- Wooden toys made by inmates
Tkaczyk, who has run Southeast for three years, made clear her fondness for the prison. "It's a gorgeous place," she said. "I hope they do something with it."
The very attributes that make the campus a serene setting also make it an inefficient place to lock up criminals. Inmates might be tempted to climb its silos or hide in its barns. Tkaczyk pointed to a row of pine trees on a hill hundreds of yards beyond the razor-wire fence.
"They're gorgeous, but they kind of give me fits," said Tkaczyk, who had crews trim the bottom eight inches of branches from the trees to deprive would-be escapees of cover.
No inmates have escaped during her time as superintendent, Tkaczyk said. But, in 2014, one did cut through the wire fence and get away for a few hours before being caught, according to media reports.
The three largest housing units, located in a two-story, L-shaped building, have staircases and corners that interrupt sight lines and require more staff to monitor inmates, Tkaczyk said. To continue using the site as a secure prison, Menard said, the building layout "will really need to be changed dramatically."

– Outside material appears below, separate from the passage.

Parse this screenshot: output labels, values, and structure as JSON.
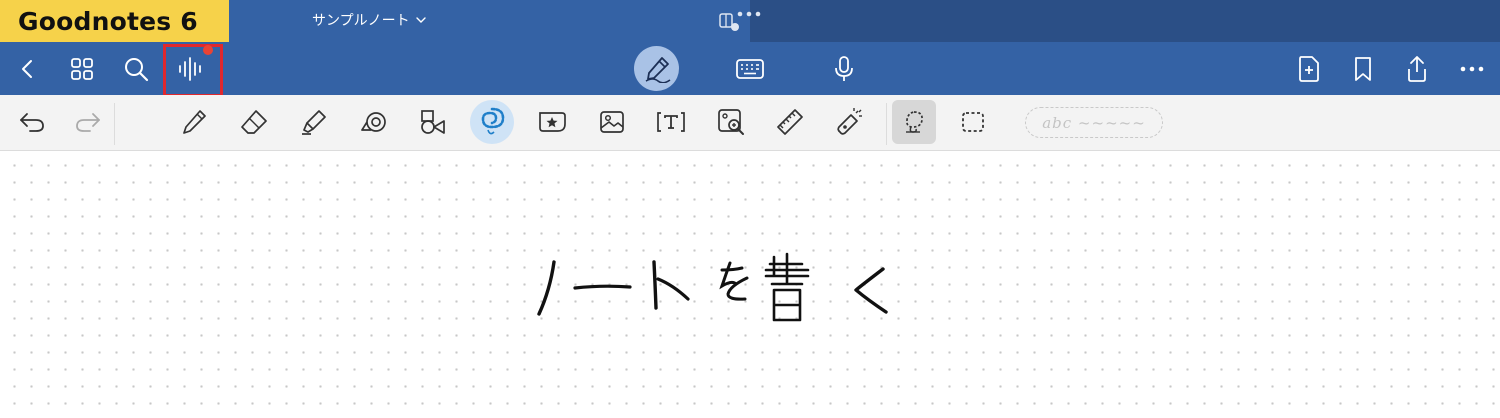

Such challenges drive Windsor's high staff-to-inmate ratio. The prison has one staffer for every 1.8 inmates, compared to one for every three inmates at the maximum-security Southern State Correctional Facility in Springfield, Menard said.
And, she added, tranquility doesn't pay the bills. "The recidivism rate is not affected by whether it looks like a farm or looks like an institution," Menard said.

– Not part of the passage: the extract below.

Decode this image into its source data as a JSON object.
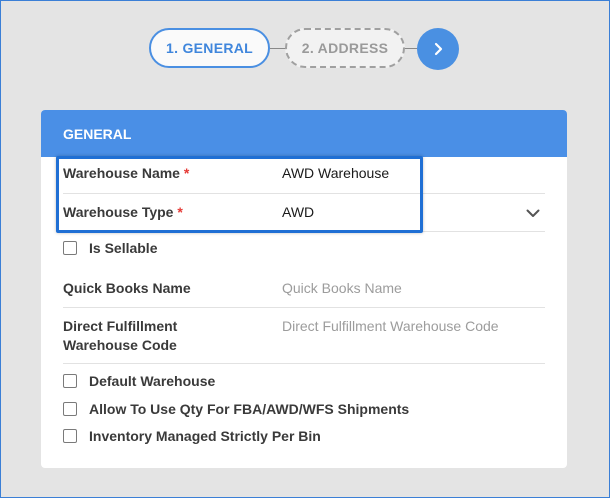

Tkaczyk, who exudes the kind of pride in her prison that a principal shows in a school, said some of the facility's disadvantages could be overcome if the prison were to become a reentry facility. For example, state officials recently learned that the silos and barns, which they thought had to be retained for historic preservation purposes, could be torn down.

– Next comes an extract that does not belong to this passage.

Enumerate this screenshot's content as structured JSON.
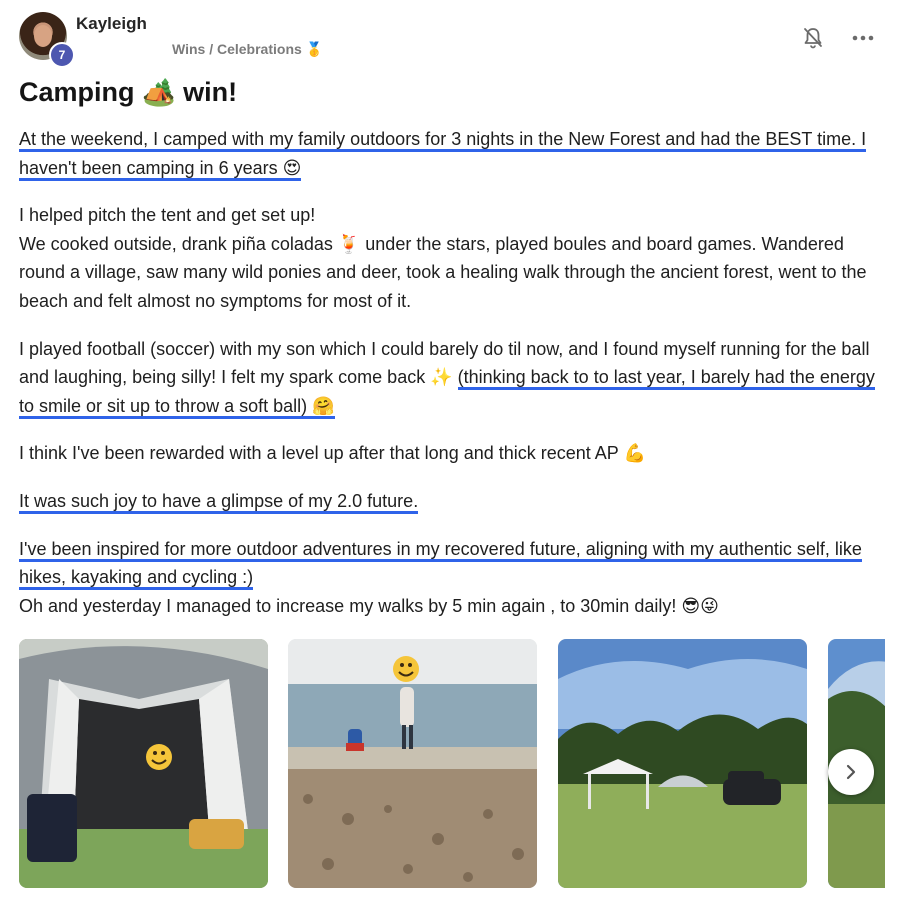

But Menard makes clear that she considers establishing a reentry facility at Windsor impractical — with or without the silos. The state is already offering reentry services, she said, and there's no assurance that a designated facility would do a better job.
Menard said her report will lay out the costs and benefits of a reentry program. Her staff visited a prison in Concord, N.H., that has two units devoted to prisoners preparing for release. Some of those inmates catch a bus each day to work at jobs in the community, she said, allowing the facility to operate with fewer daytime employees. Unlike rural Windsor, Concord is a populous community with convenient bus service, she noted.
Howard, at the Vermont State Employees' Association, said those constraints are surmountable. "The corrections department could buy a bus," he said.
Stefan LoBuglio, director of corrections and reentry for the Council of State Governments' Justice Center, said reentry programs have proven effective and can be offered in a variety of settings, with or without access to community jobs. The key is to provide intensive, highly tailored assistance to each inmate, he said. That means helping some offenders learn how to hold a job and educating others on strategies to stay sober.
It remains to be seen whether that's the prison's future. Aided by the report Menard is scheduled to produce by November, legislators expect to make a decision next year.
There is no shortage of ideas about other potential uses for the old prison farm.
Marsh, the town manager, said the property holds a lot of potential because it includes prime agricultural land, municipal sewer hookups, a new water storage system and solar panels. The Southeast State buildings are assessed at $5.1 million, he said.
"Could somebody be creative there?" he asked.
Coxon, the retired Southeast State superintendent, thinks the state should move the women's prison population there. Dalton, of Vermonters for Criminal Justice Reform, would like to see drug treatment offered.
Emmons noted that the state is under pressure to replace its temporary Middlesex psychiatric hospital and Essex's Woodside Juvenile Rehabilitation Center. She would like to consider moving those programs to the campus, along with the reentry facility.
"We're seeing Windsor as a real asset," she said. "We're not willing to let go of that asset."